In order to keep your nose to the grindstone, developing optimism is especially helpful. (A prime example: Micha Burden told herself daily she would win that race.) "You have to be optimistic to have grit," says Simonton. "You have to believe that no matter what obstacles you face, no matter how much extra effort you have to put in, you can win."
In fact, Duckworth has found that optimistic people are grittier. "Grit is about sticking with things, and a lot of times people don't stick with a goal because they have pessimistic explanations for negative events," she says. In other words, an optimist who bails on a tough spin class might say, "Must be because I didn't get enough sleep last night. Tomorrow will be better." But a pessimist would say, "I stink at this. Might as well never get on a bike again."
"You can train yourself to view things in a more optimistic, positive way," says Jones. "It's about challenging your own beliefs. Instead of
thinking, That always goes wrong, stop yourself and remember the times it didn't
go wrong and think about what you did to make it go right." Recording your
successes on a regular basis helps bolster positive thinking. "When you're
facing setbacks," she says, "you have that bank to draw from and you can remind
yourself of your abilities."
And that will prevent you from ditching your
goals on a crappy day. "If I sat down and had the Should I be a
professor? conversation on days when my academic articles were rejected,
then my emotions would color my judgment," says Duckworth. It's not that you
should never assess whether you are on the right track, she says, but schedule
the Should I give up? talk and then forget about it. "Every three
months on a Wednesday, put on your calendar that you are going to spend 10

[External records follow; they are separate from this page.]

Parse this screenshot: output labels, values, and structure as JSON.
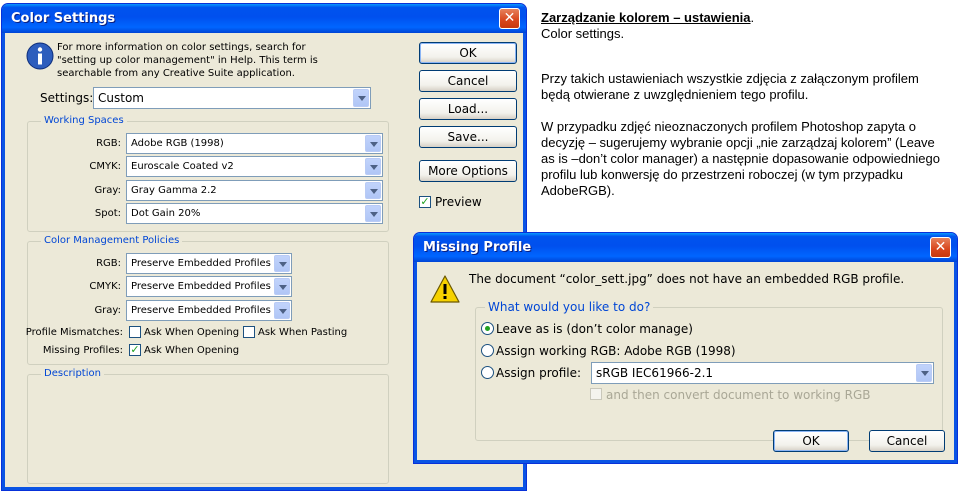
{
  "article": {
    "heading": "Zarządzanie kolorem – ustawienia",
    "heading_period": ".",
    "subheading": "Color settings.",
    "paragraph1": "Przy takich ustawieniach wszystkie zdjęcia z załączonym profilem będą otwierane z uwzględnieniem tego profilu.",
    "paragraph2": "W przypadku zdjęć nieoznaczonych profilem Photoshop zapyta o decyzję – sugerujemy wybranie opcji „nie zarządzaj kolorem” (Leave as is –don’t color manager) a następnie dopasowanie odpowiedniego profilu lub konwersję do przestrzeni roboczej (w tym przypadku AdobeRGB)."
  },
  "color_settings": {
    "title": "Color Settings",
    "close": "✕",
    "info_text": "For more information on color settings, search for \"setting up color management\" in Help. This term is searchable from any Creative Suite application.",
    "settings_label": "Settings:",
    "settings_value": "Custom",
    "buttons": {
      "ok": "OK",
      "cancel": "Cancel",
      "load": "Load...",
      "save": "Save...",
      "more_options": "More Options"
    },
    "preview_label": "Preview",
    "preview_checked": true,
    "working_spaces": {
      "title": "Working Spaces",
      "rgb_label": "RGB:",
      "rgb_value": "Adobe RGB (1998)",
      "cmyk_label": "CMYK:",
      "cmyk_value": "Euroscale Coated v2",
      "gray_label": "Gray:",
      "gray_value": "Gray Gamma 2.2",
      "spot_label": "Spot:",
      "spot_value": "Dot Gain 20%"
    },
    "policies": {
      "title": "Color Management Policies",
      "rgb_label": "RGB:",
      "rgb_value": "Preserve Embedded Profiles",
      "cmyk_label": "CMYK:",
      "cmyk_value": "Preserve Embedded Profiles",
      "gray_label": "Gray:",
      "gray_value": "Preserve Embedded Profiles",
      "mismatch_label": "Profile Mismatches:",
      "ask_opening": "Ask When Opening",
      "ask_pasting": "Ask When Pasting",
      "missing_label": "Missing Profiles:",
      "missing_ask_opening": "Ask When Opening"
    },
    "description": {
      "title": "Description"
    }
  },
  "missing_profile": {
    "title": "Missing Profile",
    "close": "✕",
    "message": "The document “color_sett.jpg” does not have an embedded RGB profile.",
    "question": "What would you like to do?",
    "option_leave": "Leave as is (don’t color manage)",
    "option_working": "Assign working RGB:  Adobe RGB (1998)",
    "option_profile": "Assign profile:",
    "profile_value": "sRGB IEC61966-2.1",
    "convert_label": "and then convert document to working RGB",
    "selected_option": "leave",
    "ok": "OK",
    "cancel": "Cancel"
  }
}
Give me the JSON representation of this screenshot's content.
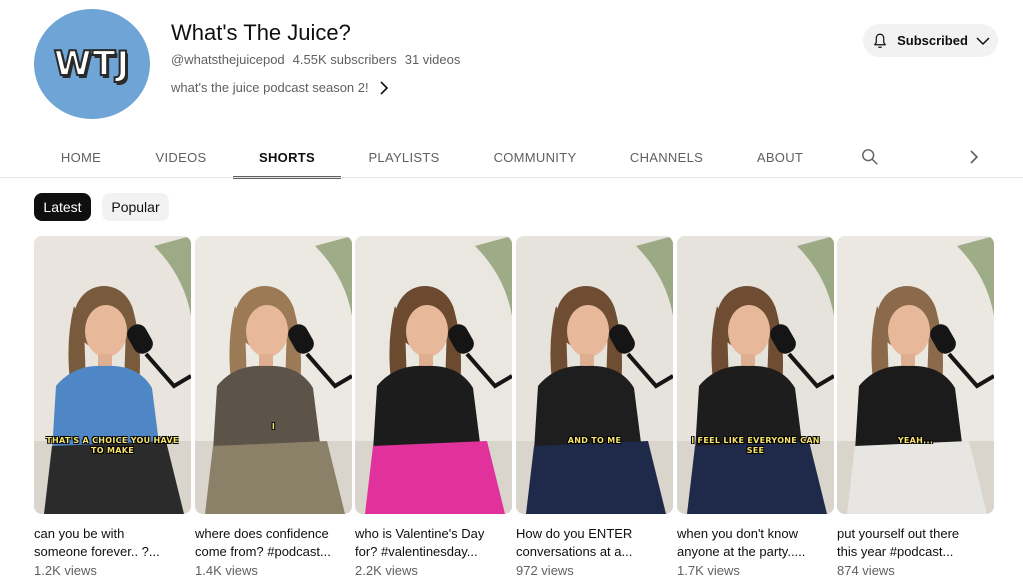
{
  "channel": {
    "avatar_text": "WTJ",
    "title": "What's The Juice?",
    "handle": "@whatsthejuicepod",
    "subscribers": "4.55K subscribers",
    "videos": "31 videos",
    "description": "what's the juice podcast season 2!",
    "subscribe_label": "Subscribed"
  },
  "tabs": [
    {
      "label": "HOME",
      "active": false
    },
    {
      "label": "VIDEOS",
      "active": false
    },
    {
      "label": "SHORTS",
      "active": true
    },
    {
      "label": "PLAYLISTS",
      "active": false
    },
    {
      "label": "COMMUNITY",
      "active": false
    },
    {
      "label": "CHANNELS",
      "active": false
    },
    {
      "label": "ABOUT",
      "active": false
    }
  ],
  "chips": [
    {
      "label": "Latest",
      "active": true
    },
    {
      "label": "Popular",
      "active": false
    }
  ],
  "shorts": [
    {
      "title_1": "can you be with",
      "title_2": "someone forever.. ?...",
      "views": "1.2K views",
      "caption": "THAT'S A CHOICE YOU HAVE TO MAKE",
      "top_color": "#4f86c6",
      "bottom_color": "#2b2b2b",
      "hair_color": "#7a5a3c",
      "bg_color": "#e9e5de"
    },
    {
      "title_1": "where does confidence",
      "title_2": "come from? #podcast...",
      "views": "1.4K views",
      "caption": "I",
      "top_color": "#5c5349",
      "bottom_color": "#8b8068",
      "hair_color": "#9b7a55",
      "bg_color": "#ece9e3"
    },
    {
      "title_1": "who is Valentine's Day",
      "title_2": "for? #valentinesday...",
      "views": "2.2K views",
      "caption": "",
      "top_color": "#1c1c1c",
      "bottom_color": "#e0329a",
      "hair_color": "#6b4a2f",
      "bg_color": "#eae6e0"
    },
    {
      "title_1": "How do you ENTER",
      "title_2": "conversations at a...",
      "views": "972 views",
      "caption": "AND TO ME",
      "top_color": "#1e1e1e",
      "bottom_color": "#1f2a4a",
      "hair_color": "#6e4d33",
      "bg_color": "#e6e2dc"
    },
    {
      "title_1": "when you don't know",
      "title_2": "anyone at the party.....",
      "views": "1.7K views",
      "caption": "I FEEL LIKE EVERYONE CAN SEE",
      "top_color": "#1d1d1d",
      "bottom_color": "#1f2a4a",
      "hair_color": "#6e4d33",
      "bg_color": "#e6e2dc"
    },
    {
      "title_1": "put yourself out there",
      "title_2": "this year #podcast...",
      "views": "874 views",
      "caption": "YEAH...",
      "top_color": "#1b1b1b",
      "bottom_color": "#e8e6e3",
      "hair_color": "#8a6a4a",
      "bg_color": "#ebe8e2"
    }
  ],
  "colors": {
    "avatar_bg": "#6fa5d6",
    "text_primary": "#0f0f0f",
    "text_secondary": "#606060",
    "chip_active_bg": "#0f0f0f",
    "chip_inactive_bg": "#f2f2f2",
    "caption_yellow": "#f6e36b"
  },
  "icons": {
    "bell": "bell-icon",
    "chevron_down": "chevron-down-icon",
    "chevron_right": "chevron-right-icon",
    "search": "search-icon"
  }
}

minutes having an existential crisis. In between, just say, Today is not my
day to question it," says Duckworth. "You have to give something a real